What made you want to write this as a novel? I know you’ve written poetry in the past. Why fiction instead of poetry or memoir?
I think a novel felt like the only appropriate genre for this sort of story. The family is fictional, which allowed me to be more imaginative and take liberties that nonfiction wouldn’t have allowed. I don’t think poetry, at least the way I write it, would’ve been able to house the story as I envisioned it. To be honest, I kept telling myself I was just writing a series of stories only to discover it was a coherent narrative by the end.
As the title suggests, houses and homes are important in this book. How did you create each individual space? I keep thinking of Riham’s house in Amman, and how it keeps getting rooms added to, to her frustration and delight, and about her struggle to nurture a garden in an inhospitable climate—it feels like a deeply metaphorical space, almost like a house from a dream.
I researched photographs of houses according to time period and city, and printed out the ones that I could imagine the Yacoub family inhabiting. I’ve always been intrigued by the intersection of identity and physical space, so always asked myself to consider how particular layouts, rooms, balconies, gardens, etc. would impact the Yacoubs’ development as a family and as individuals. Riham’s house in particular was an exploration of how a home can feel like an ill-fitting garment, and the implications of public versus private spheres, as her home becomes opened up to other, less fortunate immigrants.

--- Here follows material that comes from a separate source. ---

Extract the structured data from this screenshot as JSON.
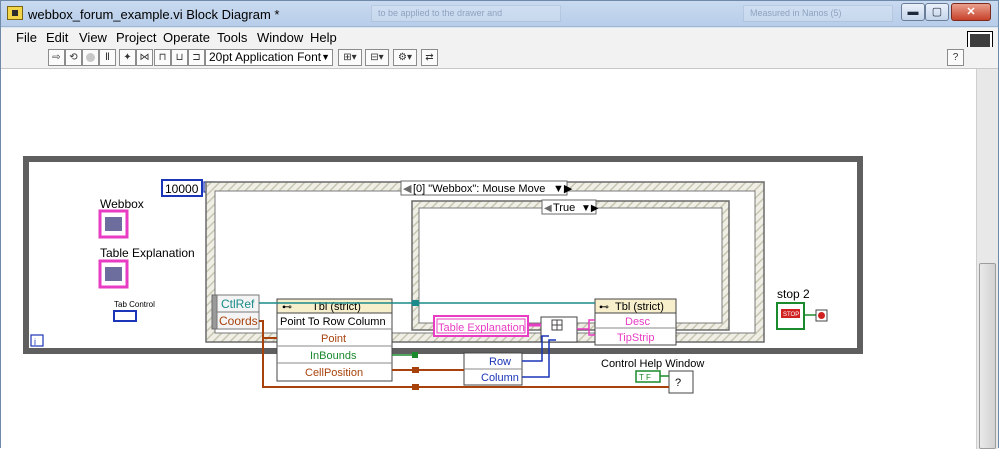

Did researching and writing this book change the way you felt about your family’s stories, or about your own identity?
Oh, absolutely! Having to delve so much into the psyche of the Palestinian diasporic experience taught me to look at my own family’s history in a different way; often, it helped me understand certain things—like my father’s discomfort with staying in any one place too long or how people speak of memory in my extended family—in the context of repeated displacement. It’s also encouraged me to explore difficult questions about the intergenerational impact of trauma, and the impact of the experiences my great-grandparents and grandparents faced on my generation.
What response have you gotten from readers, be they Palestinian, Israeli, American, or some combination thereof?
I’ve gotten a lot of lovely responses from Palestinian and Palestinian American readers, talking about what it feels like to have this narrative be published. The book was reviewed by Ha’aretz, an Israeli newspaper, which was very nice to see. In terms of American readers, I’ve heard from a number of people saying they hadn’t heard from this perspective before, and that the book led them to research various events in history.
Once a Week
You also work as a psychologist. How do you think that affects your writing? Do you ever write nonfiction or scholarly works about psychology? (And, honestly now, are your patients ever worried about confiding in a novelist?!)
My training in psychology has been so helpful, as it taught me to focus my curiosity, pay attention to details, and ask questions about individuals’ motives and desires, which was essential for character development. I have co-authored a couple of articles and a book chapter on mental health and Arab communities. Someday I’ll finally turn my dissertation into an article, I swear! I think (hope!) my patients don’t worry about working with me, because they know it’s a confidential space. Not to mention I’d be a terrible psychologist AND novelist to borrow from my clients’ lives!
Read Salt Houses to find out more about this fascinating family.
More author interviews:
Claire Cameron, on researching The Last Neanderthal
Adrienne Brown, on researching The Black Skyscraper